A reader email arrived from Matt Lynch who noted that, weekly, I provide some insight into a particular used vehicle by way of a “used-car review.”
With these, I compile information from a network of service advisors and auto repair techs, as well as information from model-specific online owner forums, to provide readers with some useful checks and tips to consider before they buy a given used car.
Usually, these used car reviews centre around cars that are four to eight years old.
Mr. Lynch assumed that I may have created hundreds of used car reviews (which is correct) and that in the process, I’d have compiled a mental list of common modern-car problems that pop up frequently, across multiple makes and models (also correct).
“What are the general concerns with buying a newer used car? Not specific to a certain make or model per se, but rather, across the industry, as a whole, in your opinion?” he asked.
It’s a tricky question to answer, given that vehicle reliability is subject to many factors and that nobody goes onto the web, or to their dealer service centre to report that their vehicle worked flawlessly. Still, several issues pop up, time and again, across many vehicles. Below, I’ll highlight four of the most common I’ve come across in recent years.
Note that information below is based largely on reports by owners in online forums specific to particular vehicles and that for every owner reporting a problem online, dozens more have not.
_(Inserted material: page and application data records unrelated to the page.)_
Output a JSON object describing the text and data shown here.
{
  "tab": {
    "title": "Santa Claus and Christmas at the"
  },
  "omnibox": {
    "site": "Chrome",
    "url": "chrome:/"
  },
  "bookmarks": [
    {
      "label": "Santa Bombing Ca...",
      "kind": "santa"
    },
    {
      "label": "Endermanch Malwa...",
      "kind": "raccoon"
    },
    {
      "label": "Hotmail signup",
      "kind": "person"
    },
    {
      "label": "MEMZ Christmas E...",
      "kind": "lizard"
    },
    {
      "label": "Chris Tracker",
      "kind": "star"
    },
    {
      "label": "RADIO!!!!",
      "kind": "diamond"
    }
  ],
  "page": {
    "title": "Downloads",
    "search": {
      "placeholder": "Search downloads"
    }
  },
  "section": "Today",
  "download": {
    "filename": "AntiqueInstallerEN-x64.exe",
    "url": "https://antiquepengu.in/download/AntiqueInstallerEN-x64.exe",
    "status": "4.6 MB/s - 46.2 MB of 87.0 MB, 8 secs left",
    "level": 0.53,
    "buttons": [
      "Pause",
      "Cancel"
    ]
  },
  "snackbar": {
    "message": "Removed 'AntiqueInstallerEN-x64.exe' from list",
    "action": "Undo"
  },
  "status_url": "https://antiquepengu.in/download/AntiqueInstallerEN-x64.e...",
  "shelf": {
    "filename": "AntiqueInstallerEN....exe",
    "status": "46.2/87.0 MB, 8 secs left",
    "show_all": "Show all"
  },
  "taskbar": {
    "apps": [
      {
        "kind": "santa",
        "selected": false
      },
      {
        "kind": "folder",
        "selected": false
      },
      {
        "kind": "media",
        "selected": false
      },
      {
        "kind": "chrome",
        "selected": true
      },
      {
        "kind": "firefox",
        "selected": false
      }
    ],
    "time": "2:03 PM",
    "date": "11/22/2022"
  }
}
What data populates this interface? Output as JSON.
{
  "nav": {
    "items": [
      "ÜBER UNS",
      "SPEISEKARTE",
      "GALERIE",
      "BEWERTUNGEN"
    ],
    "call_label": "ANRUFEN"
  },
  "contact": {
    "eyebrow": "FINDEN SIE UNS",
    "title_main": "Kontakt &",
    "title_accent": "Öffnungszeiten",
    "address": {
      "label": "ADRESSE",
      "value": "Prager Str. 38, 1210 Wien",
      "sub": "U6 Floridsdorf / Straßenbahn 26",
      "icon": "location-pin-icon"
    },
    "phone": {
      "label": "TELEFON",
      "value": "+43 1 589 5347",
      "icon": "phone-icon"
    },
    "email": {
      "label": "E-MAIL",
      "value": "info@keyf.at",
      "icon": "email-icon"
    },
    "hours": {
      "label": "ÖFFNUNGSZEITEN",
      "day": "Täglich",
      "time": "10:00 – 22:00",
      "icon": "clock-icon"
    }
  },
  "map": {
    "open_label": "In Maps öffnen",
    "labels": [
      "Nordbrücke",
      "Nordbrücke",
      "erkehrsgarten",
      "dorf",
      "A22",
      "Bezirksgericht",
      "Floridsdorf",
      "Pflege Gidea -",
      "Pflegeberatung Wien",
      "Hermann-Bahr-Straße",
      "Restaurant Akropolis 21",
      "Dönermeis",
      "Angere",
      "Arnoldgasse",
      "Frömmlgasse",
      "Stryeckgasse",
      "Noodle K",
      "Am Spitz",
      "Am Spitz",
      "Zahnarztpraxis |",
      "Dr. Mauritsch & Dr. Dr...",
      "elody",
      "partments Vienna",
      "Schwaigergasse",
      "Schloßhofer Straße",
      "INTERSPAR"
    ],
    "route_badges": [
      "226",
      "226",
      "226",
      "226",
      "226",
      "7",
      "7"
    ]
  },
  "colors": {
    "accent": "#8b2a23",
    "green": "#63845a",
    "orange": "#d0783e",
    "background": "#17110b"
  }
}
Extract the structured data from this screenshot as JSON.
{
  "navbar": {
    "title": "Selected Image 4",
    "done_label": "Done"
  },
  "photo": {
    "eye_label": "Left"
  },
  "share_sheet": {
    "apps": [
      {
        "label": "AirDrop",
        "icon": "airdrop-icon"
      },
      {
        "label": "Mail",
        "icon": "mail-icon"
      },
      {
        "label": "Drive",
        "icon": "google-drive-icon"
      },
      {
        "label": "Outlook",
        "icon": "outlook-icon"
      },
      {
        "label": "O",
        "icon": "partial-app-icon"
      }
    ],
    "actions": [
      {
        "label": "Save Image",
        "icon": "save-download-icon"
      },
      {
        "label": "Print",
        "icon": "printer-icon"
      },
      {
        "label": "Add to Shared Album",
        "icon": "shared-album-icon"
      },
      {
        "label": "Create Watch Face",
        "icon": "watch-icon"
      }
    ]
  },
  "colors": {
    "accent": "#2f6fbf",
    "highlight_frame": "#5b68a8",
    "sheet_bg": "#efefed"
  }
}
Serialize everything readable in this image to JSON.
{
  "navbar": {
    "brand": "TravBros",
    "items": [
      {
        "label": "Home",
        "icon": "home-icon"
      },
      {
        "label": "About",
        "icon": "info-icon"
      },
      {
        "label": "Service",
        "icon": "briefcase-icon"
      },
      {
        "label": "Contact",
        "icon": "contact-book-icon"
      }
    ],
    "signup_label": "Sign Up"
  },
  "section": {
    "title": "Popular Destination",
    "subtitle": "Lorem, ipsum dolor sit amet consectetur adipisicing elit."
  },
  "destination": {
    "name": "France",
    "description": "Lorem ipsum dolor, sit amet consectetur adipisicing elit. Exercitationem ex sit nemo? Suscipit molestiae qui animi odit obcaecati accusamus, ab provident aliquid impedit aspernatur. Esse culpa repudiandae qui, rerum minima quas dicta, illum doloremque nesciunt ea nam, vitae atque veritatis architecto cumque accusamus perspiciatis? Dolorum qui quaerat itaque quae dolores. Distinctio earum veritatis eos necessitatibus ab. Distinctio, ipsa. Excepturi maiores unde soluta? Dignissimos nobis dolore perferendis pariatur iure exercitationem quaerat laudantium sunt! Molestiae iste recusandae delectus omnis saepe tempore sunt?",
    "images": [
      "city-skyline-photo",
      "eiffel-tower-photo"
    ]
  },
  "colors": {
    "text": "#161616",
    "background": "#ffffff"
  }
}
Further, some publications assign poor reliability ratings across the full production of a certain vehicle even when just a fraction of owners have reported the same problem, and even if that problem is caused by poor maintenance, or a misunderstanding of how the vehicle works, or needs to be cared for.
Take any and all reliability reports you read and, especially those that assign a reliability rating across an entire model’s production, with a grain of salt. Also note that maintenance and upkeep by former owners is typically a better predictor of long-term reliability than the badge on that vehicle’s hood, or the country it was built in.
The gist? Your single best defence against buying an unreliable used car is not online reliability reports but, rather, a full inspection by a factory-trained technician ahead of your purchase.
So, Mr. Lynch, here’s a list of the most common issues I see with modern used cars across all makes and models:
Harsh shifting, slipping, clumsiness and awkward or unpredictable behaviour from the automatic transmission are reported somewhat frequently across many models and these sensations can feel alarming from the driver’s seat.
But fear not, in the very vast majority of cases I encounter, the fix is to have a dealer install new or updated software to the transmission’s computer brain.
Just like your laptop, software sometimes gets corrupted or compromised, though a simple software update is typically all that’s required to set things straight.
Direct injection gunk
Today’s common direct injection engines may be prone to harmful gunk buildup on their intake valves. Left unattended this can eventually cause poor fuel economy, engine problems and diminished performance.
Any engine can have intake valve gunk problems, though these are well documented as being more common in direct injected engines because of their design.
Typically, ensuring you strictly follow all instructions around oil changes, fuel type and grade, and spark-plug / air filter changes is sufficient to keep valve gunk at bay for the life of an engine, though many owners fail to properly maintain their vehicles, which can rapidly make this problem worse. The design of direct injected engines, coupled with the tendency of most drivers to skip or stretch maintenance intervals, has made this a well-documented issue in many modern cars.
Mystery battery drain / random electronics problems
Regardless of make or model, new vehicles are harder on their batteries then ever and with increasing levels of complex electronics on board, weak or dying batteries can wreak havoc at random with a multitude of vehicle functions. Without sufficient voltage, modern vehicle electronics can act up, sometimes seriously.
Many owners take to the web to complain of electrical gremlins and annoying problems across multiple systems, blaming new vehicles for being too complicated. Thing is, the fix is almost always a very simple one: get a new battery.
Lately, it seems like oil consumption is becoming a bigger issue than ever. Owners are noting what they consider to be “excessive” oil consumption on more and more newer vehicles, possibly related to the use of new, lower-viscosity engine oils to help achieve better fuel mileage.
Some manufacturers have replaced defective engines and parts, though the vast majority tend to claim that oil consumption is “normal,” even if it falls into a range that the customer deems excessive.
This is a tricky problem with no easily-identifiable cause or solution, but many owners, and this writer, are keeping an eye on it.